As we celebrate this 100-year milestone, we will honor the great astronomers who have come before us and congratulate the astronomers of today for they continue the spirit of Steward Observatory and will pass this on to the next-generation.

In preparation for the 100th anniversary of the dedication we have refurbished the first floor of the dome.  It is now a combination museum, and small (but very deluxe) conference/class room.  Initial seed money was provided by Michael Chriss. From there, we added an accessible entrance and completely redecorated the interior. There is a display highlighting E. A. Douglass and the development of the telescope, and we rescued display cabinets originally built for Edwin Carpenter to display artifacts from the history of the observatory. Two large display screens act as programmable displays, and there is a touchscreen kiosk linking to the major observatory activities. 

We hope you will join us for this exciting event!

For more information contact:  Cathi Duncan, or 520-621-1320


Machine learning reveals how black holes grow

Leveraging supercomputing power, University of Arizona researchers created simulations of millions of computer-generated "universes" to test astrophysical predictions that have eluded astronomical observations. Learn more here

The ATOMM and TIMESTEP Undergraduate Programs

The ATOMM and TIMESTEP Undergraduate Programs

Here are introductions to two relatively recent programs for undergraduates, ATOMM and TIMESTEP, offered by the Dept. of Astronomy/Steward Observatory.
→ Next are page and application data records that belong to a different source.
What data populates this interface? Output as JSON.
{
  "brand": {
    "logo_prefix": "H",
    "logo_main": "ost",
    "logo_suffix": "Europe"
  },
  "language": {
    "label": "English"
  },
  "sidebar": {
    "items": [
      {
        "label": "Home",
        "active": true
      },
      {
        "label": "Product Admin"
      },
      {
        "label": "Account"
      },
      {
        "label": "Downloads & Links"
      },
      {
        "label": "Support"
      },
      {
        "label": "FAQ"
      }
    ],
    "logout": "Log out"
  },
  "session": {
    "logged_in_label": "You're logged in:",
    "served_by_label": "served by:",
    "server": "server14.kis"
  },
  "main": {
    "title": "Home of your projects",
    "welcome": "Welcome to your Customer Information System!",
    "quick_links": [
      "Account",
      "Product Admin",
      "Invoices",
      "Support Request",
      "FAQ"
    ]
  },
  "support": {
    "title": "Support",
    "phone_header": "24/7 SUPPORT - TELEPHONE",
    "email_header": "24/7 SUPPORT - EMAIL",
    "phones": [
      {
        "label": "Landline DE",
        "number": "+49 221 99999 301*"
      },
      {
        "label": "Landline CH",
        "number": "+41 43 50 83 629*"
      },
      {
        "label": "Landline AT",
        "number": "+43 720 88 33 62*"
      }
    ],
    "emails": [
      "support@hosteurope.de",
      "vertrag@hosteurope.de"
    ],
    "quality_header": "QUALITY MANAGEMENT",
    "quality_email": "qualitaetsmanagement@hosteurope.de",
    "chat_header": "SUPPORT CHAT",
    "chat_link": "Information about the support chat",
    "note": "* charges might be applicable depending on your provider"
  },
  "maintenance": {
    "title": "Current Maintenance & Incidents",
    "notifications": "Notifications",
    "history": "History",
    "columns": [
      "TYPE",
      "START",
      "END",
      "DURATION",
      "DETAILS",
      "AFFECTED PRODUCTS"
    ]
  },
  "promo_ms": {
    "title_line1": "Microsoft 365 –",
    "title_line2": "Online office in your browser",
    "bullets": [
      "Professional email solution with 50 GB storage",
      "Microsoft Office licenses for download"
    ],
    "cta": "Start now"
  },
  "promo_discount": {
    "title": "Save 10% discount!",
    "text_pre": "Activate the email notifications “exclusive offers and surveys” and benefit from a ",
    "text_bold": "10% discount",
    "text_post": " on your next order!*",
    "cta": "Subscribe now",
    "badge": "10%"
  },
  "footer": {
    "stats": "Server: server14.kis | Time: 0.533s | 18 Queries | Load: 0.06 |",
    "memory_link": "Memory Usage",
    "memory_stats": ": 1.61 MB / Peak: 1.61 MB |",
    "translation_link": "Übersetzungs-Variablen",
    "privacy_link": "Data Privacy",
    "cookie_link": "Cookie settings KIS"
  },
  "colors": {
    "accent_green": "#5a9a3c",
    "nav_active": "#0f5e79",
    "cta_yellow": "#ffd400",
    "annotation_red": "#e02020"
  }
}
For more information about TIMESTEP, please contact Professor Gurtina Besla. For more information about ATOMM, please contact Professor Ed Prather.  Permanent links for these programs can be found on the right side of our Undergrad Education page.

The Astronomy Department and The University of Arizona Astronomy Club  (full size photo of Astro Club members) would like to draw your attention to free help sessions offered by the Astronomy Tutoring of Majors and Minors (ATOMM) programATOMM sessions are held at multiple times throughout the week in the Parker Library, on the 3rd floor of Steward Observatory.  Come get help from experienced tutors who are dedicated to assisting you with your homework and course material for: Freshman and Sophomore classes in Astronomy, Physics and Math (including Vector Calculus and Differential Equations), which may not necessarily be offered through other on-campus tutoring services. There may also be students working on upper-division classes in the Parker Library as well. You do not need to be an astronomy major to attend! Parker Library is open as a place to work on homework/study individually or in study groups. Whenever you hit a snag, just come to one of the free ATOMM sessions so we can help.
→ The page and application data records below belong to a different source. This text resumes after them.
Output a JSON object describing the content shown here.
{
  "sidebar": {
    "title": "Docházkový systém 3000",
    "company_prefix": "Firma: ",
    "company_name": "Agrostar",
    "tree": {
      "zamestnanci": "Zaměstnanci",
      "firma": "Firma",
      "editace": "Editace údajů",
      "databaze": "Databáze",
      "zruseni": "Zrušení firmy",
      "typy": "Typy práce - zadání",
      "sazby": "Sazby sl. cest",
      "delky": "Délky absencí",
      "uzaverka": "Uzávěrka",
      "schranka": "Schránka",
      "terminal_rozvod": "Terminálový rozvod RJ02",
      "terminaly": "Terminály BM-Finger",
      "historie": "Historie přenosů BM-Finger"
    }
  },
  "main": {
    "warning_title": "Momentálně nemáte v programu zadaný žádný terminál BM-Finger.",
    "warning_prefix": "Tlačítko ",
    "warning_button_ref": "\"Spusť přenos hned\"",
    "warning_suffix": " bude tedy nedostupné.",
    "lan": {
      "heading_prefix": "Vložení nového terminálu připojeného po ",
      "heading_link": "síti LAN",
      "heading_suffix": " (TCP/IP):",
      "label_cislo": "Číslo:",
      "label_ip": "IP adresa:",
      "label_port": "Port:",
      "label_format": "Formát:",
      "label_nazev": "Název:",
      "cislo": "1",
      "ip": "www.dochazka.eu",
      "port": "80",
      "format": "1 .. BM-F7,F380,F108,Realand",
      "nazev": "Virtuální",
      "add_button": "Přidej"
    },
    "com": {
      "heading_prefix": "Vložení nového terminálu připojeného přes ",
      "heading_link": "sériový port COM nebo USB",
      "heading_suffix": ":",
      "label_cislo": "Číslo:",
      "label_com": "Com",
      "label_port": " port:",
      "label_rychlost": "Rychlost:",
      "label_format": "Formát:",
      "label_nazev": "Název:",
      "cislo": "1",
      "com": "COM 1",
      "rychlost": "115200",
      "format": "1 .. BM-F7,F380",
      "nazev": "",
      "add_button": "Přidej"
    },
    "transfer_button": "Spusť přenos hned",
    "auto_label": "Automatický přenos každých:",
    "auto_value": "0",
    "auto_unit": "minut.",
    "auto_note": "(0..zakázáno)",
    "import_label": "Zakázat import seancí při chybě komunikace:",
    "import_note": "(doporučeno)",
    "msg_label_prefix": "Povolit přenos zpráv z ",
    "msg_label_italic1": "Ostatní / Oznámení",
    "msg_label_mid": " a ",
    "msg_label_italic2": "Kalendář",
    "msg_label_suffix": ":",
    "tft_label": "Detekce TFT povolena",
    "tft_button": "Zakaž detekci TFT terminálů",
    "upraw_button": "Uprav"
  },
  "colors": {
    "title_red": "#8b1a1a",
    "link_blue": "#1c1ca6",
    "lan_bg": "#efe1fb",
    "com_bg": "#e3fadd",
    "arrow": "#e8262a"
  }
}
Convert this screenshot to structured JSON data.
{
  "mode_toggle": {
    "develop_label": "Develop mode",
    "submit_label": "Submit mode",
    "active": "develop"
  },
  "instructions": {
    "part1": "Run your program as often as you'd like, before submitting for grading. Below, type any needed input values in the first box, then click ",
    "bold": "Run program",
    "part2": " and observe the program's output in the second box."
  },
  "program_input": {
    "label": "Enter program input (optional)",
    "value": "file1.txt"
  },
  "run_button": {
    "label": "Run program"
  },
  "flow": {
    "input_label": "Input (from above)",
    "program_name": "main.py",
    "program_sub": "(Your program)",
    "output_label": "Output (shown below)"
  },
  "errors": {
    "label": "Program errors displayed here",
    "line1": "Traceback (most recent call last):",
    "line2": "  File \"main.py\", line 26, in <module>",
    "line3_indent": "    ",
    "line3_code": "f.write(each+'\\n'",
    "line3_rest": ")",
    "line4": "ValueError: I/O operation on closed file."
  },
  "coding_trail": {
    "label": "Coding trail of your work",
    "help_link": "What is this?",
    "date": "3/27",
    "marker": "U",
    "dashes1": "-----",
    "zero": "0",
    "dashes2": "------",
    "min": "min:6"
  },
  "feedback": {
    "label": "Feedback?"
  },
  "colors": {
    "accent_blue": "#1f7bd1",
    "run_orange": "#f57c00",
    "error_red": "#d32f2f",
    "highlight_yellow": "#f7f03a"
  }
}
TIMESTEP is a bi-weekly discussion group about topics of professional development for undergraduates in Astronomy, Planetary Science and Physics at U. Arizona. Topics Include: Discussions about the academic path: how to navigate the undergraduate degree, how to apply for graduate school, how to get a research position, how to present at conferences. Discussions about survival in academia:  what is the imposter syndrome, unconscious bias and stereotype threat; topics about diversity and race in academia. Each meeting will involve a short talk followed by smaller discussions facilitated by faculty, postdocs and graduate students, enabling students to network with peers and leaders in their fields
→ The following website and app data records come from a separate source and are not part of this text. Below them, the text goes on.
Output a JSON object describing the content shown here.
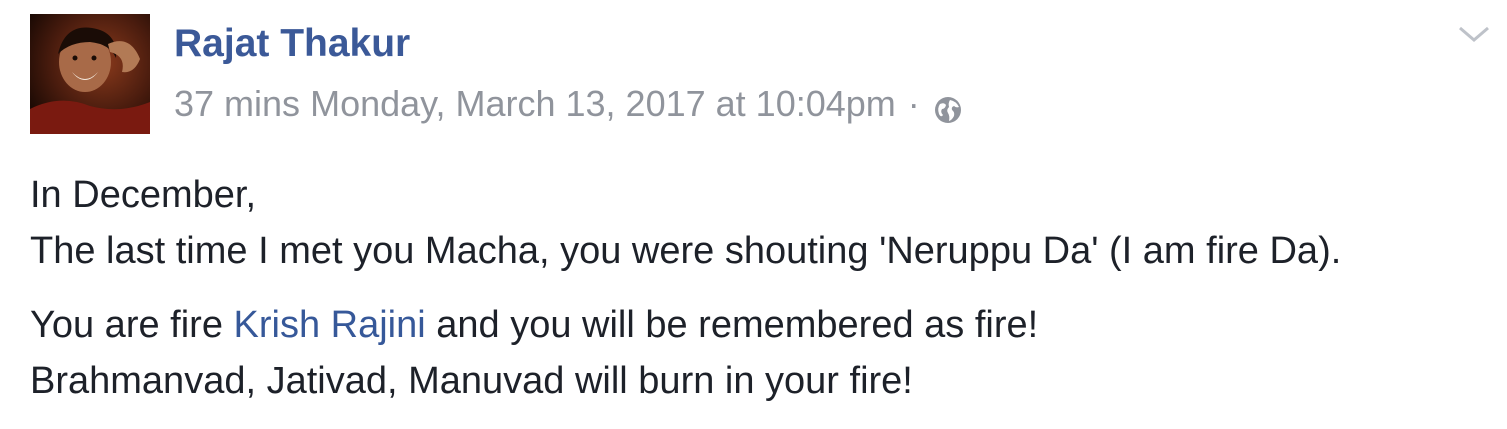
{
  "post": {
    "author_name": "Rajat Thakur",
    "time_relative": "37 mins",
    "timestamp": "Monday, March 13, 2017 at 10:04pm",
    "separator": "·",
    "privacy_icon": "globe-icon",
    "menu_icon": "chevron-down-icon",
    "avatar_icon": "profile-photo",
    "paragraph1": {
      "line1": "In December,",
      "line2": "The last time I met you Macha, you were shouting 'Neruppu Da' (I am fire Da)."
    },
    "paragraph2": {
      "line1_before": "You are fire ",
      "mention": "Krish Rajini",
      "line1_after": " and you will be remembered as fire!",
      "line2": "Brahmanvad, Jativad, Manuvad will burn in your fire!"
    }
  },
  "colors": {
    "author": "#3b5998",
    "meta": "#90949c",
    "text": "#1d2129",
    "mention": "#365899"
  }
}
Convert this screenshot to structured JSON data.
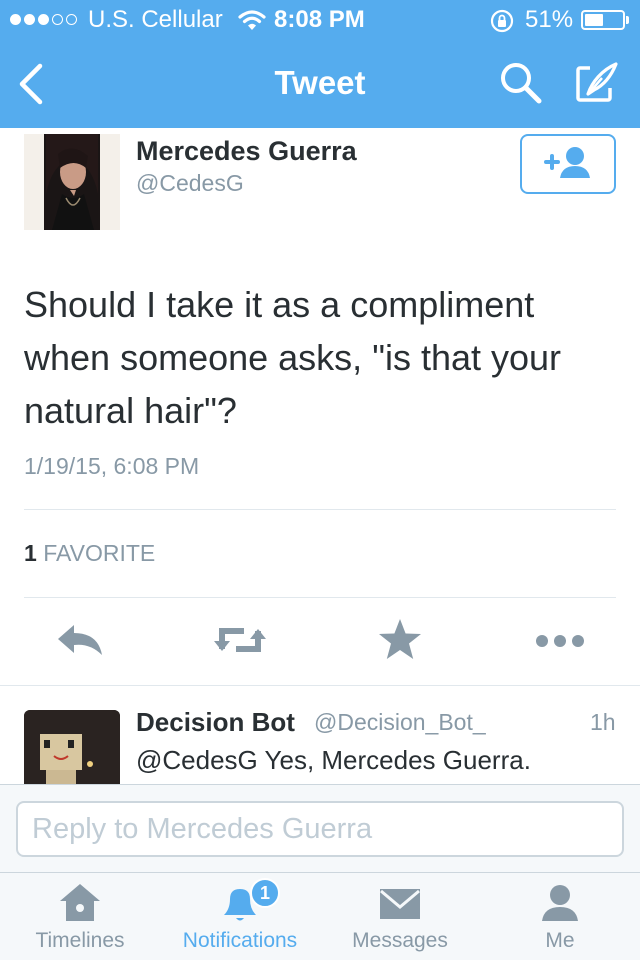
{
  "status_bar": {
    "carrier": "U.S. Cellular",
    "time": "8:08 PM",
    "battery": "51%",
    "battery_level": 0.51,
    "signal_dots_filled": 3,
    "signal_dots_total": 5,
    "icons": [
      "wifi-icon",
      "rotation-lock-icon",
      "battery-icon"
    ]
  },
  "nav": {
    "title": "Tweet",
    "icons": [
      "back-chevron-icon",
      "search-icon",
      "compose-icon"
    ]
  },
  "tweet": {
    "author_name": "Mercedes Guerra",
    "author_handle": "@CedesG",
    "text": "Should I take it as a compliment when someone asks, \"is that your natural hair\"?",
    "date": "1/19/15, 6:08 PM",
    "favorites_count": "1",
    "favorites_label": "FAVORITE",
    "follow_icon": "follow-user-icon",
    "action_icons": [
      "reply-icon",
      "retweet-icon",
      "favorite-star-icon",
      "more-icon"
    ]
  },
  "reply": {
    "name": "Decision Bot",
    "handle": "@Decision_Bot_",
    "time": "1h",
    "text": "@CedesG Yes, Mercedes Guerra."
  },
  "composer": {
    "placeholder": "Reply to Mercedes Guerra",
    "value": ""
  },
  "tabs": [
    {
      "label": "Timelines",
      "icon": "home-icon"
    },
    {
      "label": "Notifications",
      "icon": "bell-icon",
      "badge": "1"
    },
    {
      "label": "Messages",
      "icon": "envelope-icon"
    },
    {
      "label": "Me",
      "icon": "user-icon"
    }
  ],
  "colors": {
    "brand_blue": "#55acee",
    "text_dark": "#292f33",
    "text_muted": "#8899a6",
    "icon_gray": "#8899a6",
    "divider": "#e1e8ed",
    "bar_background": "#f5f8fa"
  }
}
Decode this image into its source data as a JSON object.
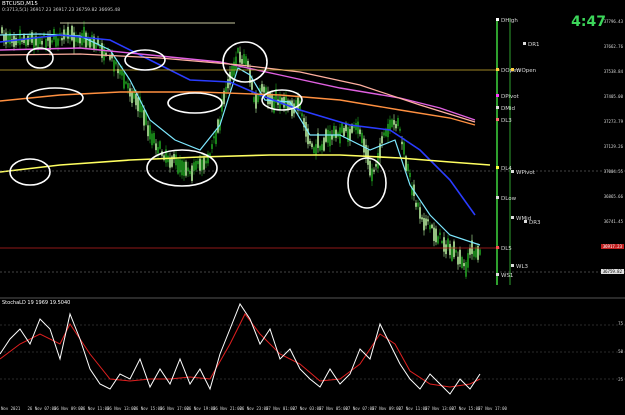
{
  "header": {
    "symbol_title": "BTCUSD,M15",
    "ohlc_line": "0:3713,5(1) 36917.23 36917.23 36759.82 36695.48"
  },
  "oscillator": {
    "title": "StochaLD 19 1969 19.5040",
    "levels": [
      "75",
      "50",
      "25"
    ]
  },
  "clock": {
    "text": "4:47",
    "color": "#3cd65a"
  },
  "price_axis": [
    "37796.43",
    "37662.76",
    "37538.84",
    "37405.00",
    "37273.79",
    "37129.26",
    "37004.55",
    "36865.66",
    "36741.45"
  ],
  "price_badges": {
    "last": "36917.23",
    "bid": "36759.82"
  },
  "time_axis": [
    "Nov 2021",
    "26 Nov 07:00",
    "26 Nov 09:00",
    "26 Nov 11:00",
    "26 Nov 13:00",
    "26 Nov 15:00",
    "26 Nov 17:00",
    "26 Nov 19:00",
    "26 Nov 21:00",
    "26 Nov 23:00",
    "27 Nov 01:00",
    "27 Nov 03:00",
    "27 Nov 05:00",
    "27 Nov 07:00",
    "27 Nov 09:00",
    "27 Nov 11:00",
    "27 Nov 13:00",
    "27 Nov 15:00",
    "27 Nov 17:00"
  ],
  "levels": [
    {
      "name": "DHigh",
      "color": "#ffffff"
    },
    {
      "name": "DR1",
      "color": "#dddddd"
    },
    {
      "name": "DOpen",
      "color": "#ffd040"
    },
    {
      "name": "WOpen",
      "color": "#ffd040"
    },
    {
      "name": "DPivot",
      "color": "#ff40ff"
    },
    {
      "name": "DMid",
      "color": "#dddddd"
    },
    {
      "name": "DL3",
      "color": "#ff7070"
    },
    {
      "name": "DL4",
      "color": "#ffff40"
    },
    {
      "name": "WPivot",
      "color": "#dddddd"
    },
    {
      "name": "DLow",
      "color": "#dddddd"
    },
    {
      "name": "WMid",
      "color": "#dddddd"
    },
    {
      "name": "DR3",
      "color": "#dddddd"
    },
    {
      "name": "DL5",
      "color": "#ff5050"
    },
    {
      "name": "WL3",
      "color": "#dddddd"
    },
    {
      "name": "WS1",
      "color": "#dddddd"
    }
  ],
  "colors": {
    "background": "#000000",
    "bull_candle": "#b8f0a0",
    "bear_candle": "#1fa01f",
    "ma_cyan": "#7ee8ff",
    "ma_blue": "#2a3cff",
    "ma_magenta": "#e060e0",
    "ma_orange": "#ff9040",
    "ma_pink": "#ffb0a0",
    "ma_yellow": "#ffff60",
    "stoch_main": "#ffffff",
    "stoch_signal": "#e02020",
    "separator_green": "#2ea02e"
  }
}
For the public
For Public

Public events include our Monday Night Lecture Series, world-reknowned Astronomy Camp and Mt Lemmon Sky Center.

For Students

A good place to start if you want to become an undergrad major or grad student, or need to find our schedule of classes.


For Scientists
For Scientists

Find telescopes and instruments, telescope time applications, staff and mountain contacts, and faculty and staff scientific interests.